Athens: Wiktoria Wojciechowska, Ela Polkowska, Weronika Perłowska, Ilona Szwarc, Karolina Wojtas, Marta Zgierska, Katarzyna & Marianne Wasowska
September 16 - November 15
ATHENS PHOTO FESTIVAL 2020
International Festival of Photography and Visual Culture
The festival functions as a laboratory of ideas, practices, and initiatives operating within international frameworks, beyond the closed photographic community.
Weronika Perłowska “Anger Detracts from her Beauty”
Wiktoria Wojciechowska “Labirinto”
Marta Zgierska “Votive Figure”
Karolina Wojtas “Abzgram”
Ela Polkowska “Firmly Pinch The Skin Together”
Ilona Szwarc (PL/US) “Unsex me here”
Katarzyna & Marianne Wasowska (FR/PL) “Waiting For the Snow”
After a serious car accident, my body, physically affected, naturally became a tool for studying the reality. I’m stitching painful derformative process in colorful sweet aesthetics, taken from the visual code of the beauty industry, to tell about the oppression of feminine body. In the modern world, Beauty is god. A deity that requires frequent sacrifice. I’m covering my body in wax to become a votive figure, to beseech the deity to make me beautiful. The cult of Beauty spreads through virtual reality, gaining millions of followers. For many, the depiction of appealing body becomes the only pursuit, a commodity to monetized in unprecedented way. From earliest times, people use wax, as medium with unique ability to simulate the feel of human flesh, to create lifelike reproductions of man. Votives are offerings given to gain healing, protection or give thanks, placed in worship’s places.

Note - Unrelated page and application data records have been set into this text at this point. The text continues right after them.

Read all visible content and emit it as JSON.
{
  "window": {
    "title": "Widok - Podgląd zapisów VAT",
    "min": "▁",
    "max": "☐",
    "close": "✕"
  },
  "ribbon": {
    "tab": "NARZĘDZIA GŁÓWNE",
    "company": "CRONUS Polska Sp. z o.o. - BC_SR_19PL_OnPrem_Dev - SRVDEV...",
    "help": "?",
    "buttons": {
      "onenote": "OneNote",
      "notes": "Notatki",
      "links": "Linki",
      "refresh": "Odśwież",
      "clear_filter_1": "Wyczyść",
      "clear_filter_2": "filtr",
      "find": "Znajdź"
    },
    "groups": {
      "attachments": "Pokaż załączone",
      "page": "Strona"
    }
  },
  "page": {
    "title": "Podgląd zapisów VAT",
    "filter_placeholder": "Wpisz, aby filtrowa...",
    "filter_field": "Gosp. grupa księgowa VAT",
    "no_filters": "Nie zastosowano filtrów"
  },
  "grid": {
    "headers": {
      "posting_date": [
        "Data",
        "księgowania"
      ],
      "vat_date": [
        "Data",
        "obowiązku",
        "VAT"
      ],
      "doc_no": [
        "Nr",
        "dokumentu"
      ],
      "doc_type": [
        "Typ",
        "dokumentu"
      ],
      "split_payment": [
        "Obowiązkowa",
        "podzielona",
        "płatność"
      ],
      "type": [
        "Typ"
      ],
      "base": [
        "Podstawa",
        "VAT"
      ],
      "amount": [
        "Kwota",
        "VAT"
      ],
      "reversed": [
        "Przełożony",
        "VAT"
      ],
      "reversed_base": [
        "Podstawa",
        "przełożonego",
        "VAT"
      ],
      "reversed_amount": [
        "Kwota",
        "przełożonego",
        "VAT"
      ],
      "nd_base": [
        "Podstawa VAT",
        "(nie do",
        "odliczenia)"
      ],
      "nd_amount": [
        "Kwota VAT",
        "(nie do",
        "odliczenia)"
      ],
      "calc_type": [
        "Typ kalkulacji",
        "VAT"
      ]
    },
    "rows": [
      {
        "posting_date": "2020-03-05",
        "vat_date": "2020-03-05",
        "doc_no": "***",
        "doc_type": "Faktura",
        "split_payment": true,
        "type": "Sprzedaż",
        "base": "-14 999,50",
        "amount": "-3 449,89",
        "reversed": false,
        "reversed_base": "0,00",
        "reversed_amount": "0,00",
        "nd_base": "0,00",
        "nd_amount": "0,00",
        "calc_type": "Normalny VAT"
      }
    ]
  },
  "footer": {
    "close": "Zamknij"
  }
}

School children are subjected to the institutional stream of consciousness. To raise a generation of people free of inhibitions, homophobia, to foster a democratic society, tolerance and multiculturalism, we have to stop and think. Karolina Wojtas’s photographs deals with the broad concept of schooling, education and the institutions’ impact on pupils.
‘Anger detracts from her beauty’
‘Anger detracts from her beauty’ is a well-known Polish saying. I heard it often when I was a little girl, most often from my mother, who probably heard it from hers. This aphorism carries with it the admonition that anger makes a woman ugly. And, of course, ugliness is the very worst attribute that a woman can be branded with. A perception of woman’s anger as irrational, hysterical and plain ugly has a long history, starting with harpies, witches and Medusa, through instilling docility and obedience into ‘good and smiling’ girls, to ‘rabid feminist’ memes and the so-called ‘Resting Bitch Face’ syndrome. In my work I focus on anger in the most intimate, hidden in kitchens and bathrooms, seeking out its embarrassing proofs in family archives
“Firmly Pinch The Skin Together”
The series covers the tactile nature of the human experience as seen through the lens of tension and pressure. Its title references a medical phrase correlating a painful gesture to its healing function. The work consists of everyday moments of physical touch that communicate a sense of anxiety and intimacy. Touch, pleasure and pain all serve as messengers to our other senses, by slowly tracing the visceral journey of our emotions. The most meaningful reference of this project is the conception of the Skin-Ego by Didier Anzieu, where skin is treated as a metaphor – a wrapping that protects the interior but also connects with others, maintains the body in a state of unity and solidity, preserves the balance of our inner environment from external disturbances, but in its form and texture retains the marks of these disturbances.
Ilona Szwarc (PL/US)
“Unsex Me Here”
“Unsex Me Here”, a new body of work by Polish-American artist Ilona Szwarc, takes place in a dreamlike borderland somewhere between mid-century Palm Springs and the forests of European fairy tales. Szwarc, who was born in Warsaw and spent her adolescence in a small town in Texas, plies the ambiguity of her own memories to explore shifts in time and body. Her photographs gesture towards a repressed wildness — a flash of teeth disturbs the too-quiet powder room; a soft mass of white hair glows amidst ornamental glass. In Szwarc’s work, the changes are both real and surreal; the memories true and false; the danger at once as removed as an old wives tale and as close as a stranger in the mirror. Szwarc employs the vocabulary of Hollywood production — delicate sets and prosthetics — to suggest the complicated psychology of becoming.
Katarzyna & Marianne Wasowska (FR/PL)
“Waiting For the Snow”
“Waiting for the Snow” is a project about the phenomenon of polish migration to the South American countries at the end of 19th century.It focuses on Brazil and Argentina, most popular destinations of migrants at this time. We intend to highlight this barely known aspect of European colonisation of America. Pursued by Central European countries, it took the form of advertising campaigns run by private investors.Pretending that european workers was the only ones able to build the new modern societies of this early capitalism, they were also neglecting the presence and rights of native populations.Using our own photos, archival documents and family albums, we create a multi-layered visual story. Apart of a classical documentary approach, we build pictures out of the stories we collect in the villages. We intend to create this way a poetic narration based on the fragile material of memory.